Work instructions
Exclude all pictures from your copy of the data below, which should otherwise match exactly.

____

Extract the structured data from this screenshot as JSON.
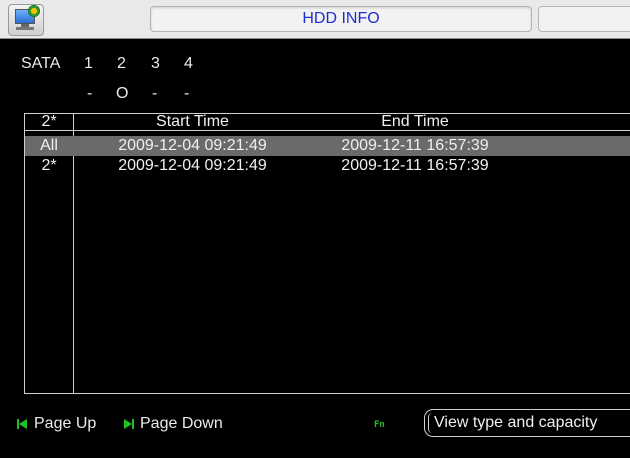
{
  "window": {
    "title": "HDD INFO"
  },
  "sata": {
    "label": "SATA",
    "disks": [
      {
        "number": "1",
        "status": "-"
      },
      {
        "number": "2",
        "status": "O"
      },
      {
        "number": "3",
        "status": "-"
      },
      {
        "number": "4",
        "status": "-"
      }
    ]
  },
  "table": {
    "headers": {
      "channel": "2*",
      "start": "Start Time",
      "end": "End Time"
    },
    "rows": [
      {
        "channel": "All",
        "start": "2009-12-04 09:21:49",
        "end": "2009-12-11 16:57:39",
        "selected": true
      },
      {
        "channel": "2*",
        "start": "2009-12-04 09:21:49",
        "end": "2009-12-11 16:57:39",
        "selected": false
      }
    ]
  },
  "footer": {
    "page_up": "Page Up",
    "page_down": "Page Down",
    "fn_icon": "Fn",
    "view_button": "View type and capacity"
  },
  "colors": {
    "background": "#000000",
    "title_text": "#1d2fd0",
    "highlight_row": "#6a6a6a",
    "nav_icon": "#23c223"
  }
}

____

Answer section
Extract the structured data from this screenshot as JSON.
{
  "window": {
    "title": "HDD INFO"
  },
  "sata": {
    "label": "SATA",
    "disks": [
      {
        "number": "1",
        "status": "-"
      },
      {
        "number": "2",
        "status": "O"
      },
      {
        "number": "3",
        "status": "-"
      },
      {
        "number": "4",
        "status": "-"
      }
    ]
  },
  "table": {
    "headers": {
      "channel": "2*",
      "start": "Start Time",
      "end": "End Time"
    },
    "rows": [
      {
        "channel": "All",
        "start": "2009-12-04 09:21:49",
        "end": "2009-12-11 16:57:39",
        "selected": true
      },
      {
        "channel": "2*",
        "start": "2009-12-04 09:21:49",
        "end": "2009-12-11 16:57:39",
        "selected": false
      }
    ]
  },
  "footer": {
    "page_up": "Page Up",
    "page_down": "Page Down",
    "fn_icon": "Fn",
    "view_button": "View type and capacity"
  },
  "colors": {
    "background": "#000000",
    "title_text": "#1d2fd0",
    "highlight_row": "#6a6a6a",
    "nav_icon": "#23c223"
  }
}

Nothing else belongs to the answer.